Start of Records supplied
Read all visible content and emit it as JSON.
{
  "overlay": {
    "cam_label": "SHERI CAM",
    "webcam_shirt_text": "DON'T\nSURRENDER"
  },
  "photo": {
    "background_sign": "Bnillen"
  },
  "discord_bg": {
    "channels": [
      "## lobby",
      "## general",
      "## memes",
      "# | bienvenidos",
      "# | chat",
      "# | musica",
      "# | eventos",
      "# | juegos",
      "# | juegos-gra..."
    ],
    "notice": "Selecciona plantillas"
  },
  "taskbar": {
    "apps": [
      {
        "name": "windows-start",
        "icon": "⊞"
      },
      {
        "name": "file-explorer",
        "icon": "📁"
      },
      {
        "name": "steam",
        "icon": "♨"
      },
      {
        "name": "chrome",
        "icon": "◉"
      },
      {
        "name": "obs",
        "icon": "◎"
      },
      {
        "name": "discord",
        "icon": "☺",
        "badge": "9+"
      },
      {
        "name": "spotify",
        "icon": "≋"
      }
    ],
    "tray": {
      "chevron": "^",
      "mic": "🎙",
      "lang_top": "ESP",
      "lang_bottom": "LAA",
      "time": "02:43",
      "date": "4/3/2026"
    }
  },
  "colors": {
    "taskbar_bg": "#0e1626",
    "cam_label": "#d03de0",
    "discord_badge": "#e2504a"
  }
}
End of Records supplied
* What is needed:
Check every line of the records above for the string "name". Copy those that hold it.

* Solution below:
        "name": "windows-start",
        "name": "file-explorer",
        "name": "steam",
        "name": "chrome",
        "name": "obs",
        "name": "discord",
        "name": "spotify",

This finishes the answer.